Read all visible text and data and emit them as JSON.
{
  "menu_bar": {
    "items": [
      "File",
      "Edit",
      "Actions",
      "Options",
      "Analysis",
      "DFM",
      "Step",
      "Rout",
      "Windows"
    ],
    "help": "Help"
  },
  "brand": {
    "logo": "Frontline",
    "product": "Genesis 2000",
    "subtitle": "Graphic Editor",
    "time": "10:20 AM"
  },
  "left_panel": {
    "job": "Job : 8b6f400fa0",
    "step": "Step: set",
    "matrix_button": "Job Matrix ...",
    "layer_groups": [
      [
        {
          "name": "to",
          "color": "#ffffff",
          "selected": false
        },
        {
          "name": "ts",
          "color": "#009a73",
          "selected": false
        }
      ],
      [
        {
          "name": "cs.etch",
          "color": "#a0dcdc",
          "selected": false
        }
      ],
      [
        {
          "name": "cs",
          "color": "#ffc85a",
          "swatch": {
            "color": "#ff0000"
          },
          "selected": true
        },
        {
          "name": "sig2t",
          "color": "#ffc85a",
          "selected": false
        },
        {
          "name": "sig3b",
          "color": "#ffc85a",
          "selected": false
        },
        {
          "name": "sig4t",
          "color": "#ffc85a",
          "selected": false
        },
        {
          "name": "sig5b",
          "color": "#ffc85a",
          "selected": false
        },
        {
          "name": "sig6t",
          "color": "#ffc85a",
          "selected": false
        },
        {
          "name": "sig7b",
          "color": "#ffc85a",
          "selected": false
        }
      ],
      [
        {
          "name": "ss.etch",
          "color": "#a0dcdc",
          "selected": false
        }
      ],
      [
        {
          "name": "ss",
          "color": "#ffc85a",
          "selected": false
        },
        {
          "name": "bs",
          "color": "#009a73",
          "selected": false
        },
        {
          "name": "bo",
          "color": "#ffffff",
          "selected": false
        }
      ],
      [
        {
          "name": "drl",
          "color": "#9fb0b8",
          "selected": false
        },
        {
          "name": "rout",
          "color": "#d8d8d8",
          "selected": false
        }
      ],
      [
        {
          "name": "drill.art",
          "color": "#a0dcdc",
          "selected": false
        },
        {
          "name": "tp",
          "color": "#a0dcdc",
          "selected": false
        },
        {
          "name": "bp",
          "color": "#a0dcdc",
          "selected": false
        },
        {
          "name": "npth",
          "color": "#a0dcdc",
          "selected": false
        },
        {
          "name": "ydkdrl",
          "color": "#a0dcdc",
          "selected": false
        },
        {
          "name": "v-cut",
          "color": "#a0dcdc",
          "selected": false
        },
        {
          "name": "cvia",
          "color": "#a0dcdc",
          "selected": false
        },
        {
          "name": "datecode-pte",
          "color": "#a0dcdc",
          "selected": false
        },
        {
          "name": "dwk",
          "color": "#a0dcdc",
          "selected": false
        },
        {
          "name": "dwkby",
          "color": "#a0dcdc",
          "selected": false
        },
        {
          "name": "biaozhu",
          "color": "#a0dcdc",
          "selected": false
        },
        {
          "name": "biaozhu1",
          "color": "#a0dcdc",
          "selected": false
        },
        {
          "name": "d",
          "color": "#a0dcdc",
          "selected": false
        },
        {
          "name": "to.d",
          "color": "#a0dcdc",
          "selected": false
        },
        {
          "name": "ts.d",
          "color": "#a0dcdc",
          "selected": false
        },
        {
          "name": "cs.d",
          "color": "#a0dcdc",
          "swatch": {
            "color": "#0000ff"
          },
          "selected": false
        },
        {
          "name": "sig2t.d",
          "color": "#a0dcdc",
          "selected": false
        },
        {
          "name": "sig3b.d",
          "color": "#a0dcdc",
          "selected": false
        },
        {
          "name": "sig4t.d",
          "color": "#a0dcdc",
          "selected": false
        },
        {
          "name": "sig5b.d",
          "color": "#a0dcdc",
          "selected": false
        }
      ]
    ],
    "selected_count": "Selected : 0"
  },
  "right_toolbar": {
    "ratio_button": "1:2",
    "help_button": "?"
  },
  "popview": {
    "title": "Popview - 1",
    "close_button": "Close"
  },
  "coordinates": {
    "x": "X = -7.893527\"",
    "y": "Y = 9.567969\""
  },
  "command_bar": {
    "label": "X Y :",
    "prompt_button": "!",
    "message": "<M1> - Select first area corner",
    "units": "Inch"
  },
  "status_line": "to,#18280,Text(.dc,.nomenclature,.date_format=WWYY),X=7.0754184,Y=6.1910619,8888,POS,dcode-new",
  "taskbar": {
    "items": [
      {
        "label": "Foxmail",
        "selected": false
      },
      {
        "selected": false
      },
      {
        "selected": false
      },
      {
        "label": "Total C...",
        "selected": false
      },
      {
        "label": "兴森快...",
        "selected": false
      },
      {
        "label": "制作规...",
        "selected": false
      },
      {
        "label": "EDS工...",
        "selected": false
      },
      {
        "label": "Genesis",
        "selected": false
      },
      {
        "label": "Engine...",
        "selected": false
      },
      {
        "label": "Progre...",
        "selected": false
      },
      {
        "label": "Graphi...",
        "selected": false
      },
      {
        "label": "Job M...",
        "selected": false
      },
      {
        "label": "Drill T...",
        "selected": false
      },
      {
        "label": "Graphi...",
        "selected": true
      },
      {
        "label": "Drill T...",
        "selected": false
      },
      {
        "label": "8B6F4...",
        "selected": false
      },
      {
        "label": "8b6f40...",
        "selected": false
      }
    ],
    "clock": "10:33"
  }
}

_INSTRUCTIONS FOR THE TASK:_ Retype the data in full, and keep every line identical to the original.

_WRITTEN SOLUTION:_
Read all visible text and data and emit them as JSON.
{
  "menu_bar": {
    "items": [
      "File",
      "Edit",
      "Actions",
      "Options",
      "Analysis",
      "DFM",
      "Step",
      "Rout",
      "Windows"
    ],
    "help": "Help"
  },
  "brand": {
    "logo": "Frontline",
    "product": "Genesis 2000",
    "subtitle": "Graphic Editor",
    "time": "10:20 AM"
  },
  "left_panel": {
    "job": "Job : 8b6f400fa0",
    "step": "Step: set",
    "matrix_button": "Job Matrix ...",
    "layer_groups": [
      [
        {
          "name": "to",
          "color": "#ffffff",
          "selected": false
        },
        {
          "name": "ts",
          "color": "#009a73",
          "selected": false
        }
      ],
      [
        {
          "name": "cs.etch",
          "color": "#a0dcdc",
          "selected": false
        }
      ],
      [
        {
          "name": "cs",
          "color": "#ffc85a",
          "swatch": {
            "color": "#ff0000"
          },
          "selected": true
        },
        {
          "name": "sig2t",
          "color": "#ffc85a",
          "selected": false
        },
        {
          "name": "sig3b",
          "color": "#ffc85a",
          "selected": false
        },
        {
          "name": "sig4t",
          "color": "#ffc85a",
          "selected": false
        },
        {
          "name": "sig5b",
          "color": "#ffc85a",
          "selected": false
        },
        {
          "name": "sig6t",
          "color": "#ffc85a",
          "selected": false
        },
        {
          "name": "sig7b",
          "color": "#ffc85a",
          "selected": false
        }
      ],
      [
        {
          "name": "ss.etch",
          "color": "#a0dcdc",
          "selected": false
        }
      ],
      [
        {
          "name": "ss",
          "color": "#ffc85a",
          "selected": false
        },
        {
          "name": "bs",
          "color": "#009a73",
          "selected": false
        },
        {
          "name": "bo",
          "color": "#ffffff",
          "selected": false
        }
      ],
      [
        {
          "name": "drl",
          "color": "#9fb0b8",
          "selected": false
        },
        {
          "name": "rout",
          "color": "#d8d8d8",
          "selected": false
        }
      ],
      [
        {
          "name": "drill.art",
          "color": "#a0dcdc",
          "selected": false
        },
        {
          "name": "tp",
          "color": "#a0dcdc",
          "selected": false
        },
        {
          "name": "bp",
          "color": "#a0dcdc",
          "selected": false
        },
        {
          "name": "npth",
          "color": "#a0dcdc",
          "selected": false
        },
        {
          "name": "ydkdrl",
          "color": "#a0dcdc",
          "selected": false
        },
        {
          "name": "v-cut",
          "color": "#a0dcdc",
          "selected": false
        },
        {
          "name": "cvia",
          "color": "#a0dcdc",
          "selected": false
        },
        {
          "name": "datecode-pte",
          "color": "#a0dcdc",
          "selected": false
        },
        {
          "name": "dwk",
          "color": "#a0dcdc",
          "selected": false
        },
        {
          "name": "dwkby",
          "color": "#a0dcdc",
          "selected": false
        },
        {
          "name": "biaozhu",
          "color": "#a0dcdc",
          "selected": false
        },
        {
          "name": "biaozhu1",
          "color": "#a0dcdc",
          "selected": false
        },
        {
          "name": "d",
          "color": "#a0dcdc",
          "selected": false
        },
        {
          "name": "to.d",
          "color": "#a0dcdc",
          "selected": false
        },
        {
          "name": "ts.d",
          "color": "#a0dcdc",
          "selected": false
        },
        {
          "name": "cs.d",
          "color": "#a0dcdc",
          "swatch": {
            "color": "#0000ff"
          },
          "selected": false
        },
        {
          "name": "sig2t.d",
          "color": "#a0dcdc",
          "selected": false
        },
        {
          "name": "sig3b.d",
          "color": "#a0dcdc",
          "selected": false
        },
        {
          "name": "sig4t.d",
          "color": "#a0dcdc",
          "selected": false
        },
        {
          "name": "sig5b.d",
          "color": "#a0dcdc",
          "selected": false
        }
      ]
    ],
    "selected_count": "Selected : 0"
  },
  "right_toolbar": {
    "ratio_button": "1:2",
    "help_button": "?"
  },
  "popview": {
    "title": "Popview - 1",
    "close_button": "Close"
  },
  "coordinates": {
    "x": "X = -7.893527\"",
    "y": "Y = 9.567969\""
  },
  "command_bar": {
    "label": "X Y :",
    "prompt_button": "!",
    "message": "<M1> - Select first area corner",
    "units": "Inch"
  },
  "status_line": "to,#18280,Text(.dc,.nomenclature,.date_format=WWYY),X=7.0754184,Y=6.1910619,8888,POS,dcode-new",
  "taskbar": {
    "items": [
      {
        "label": "Foxmail",
        "selected": false
      },
      {
        "selected": false
      },
      {
        "selected": false
      },
      {
        "label": "Total C...",
        "selected": false
      },
      {
        "label": "兴森快...",
        "selected": false
      },
      {
        "label": "制作规...",
        "selected": false
      },
      {
        "label": "EDS工...",
        "selected": false
      },
      {
        "label": "Genesis",
        "selected": false
      },
      {
        "label": "Engine...",
        "selected": false
      },
      {
        "label": "Progre...",
        "selected": false
      },
      {
        "label": "Graphi...",
        "selected": false
      },
      {
        "label": "Job M...",
        "selected": false
      },
      {
        "label": "Drill T...",
        "selected": false
      },
      {
        "label": "Graphi...",
        "selected": true
      },
      {
        "label": "Drill T...",
        "selected": false
      },
      {
        "label": "8B6F4...",
        "selected": false
      },
      {
        "label": "8b6f40...",
        "selected": false
      }
    ],
    "clock": "10:33"
  }
}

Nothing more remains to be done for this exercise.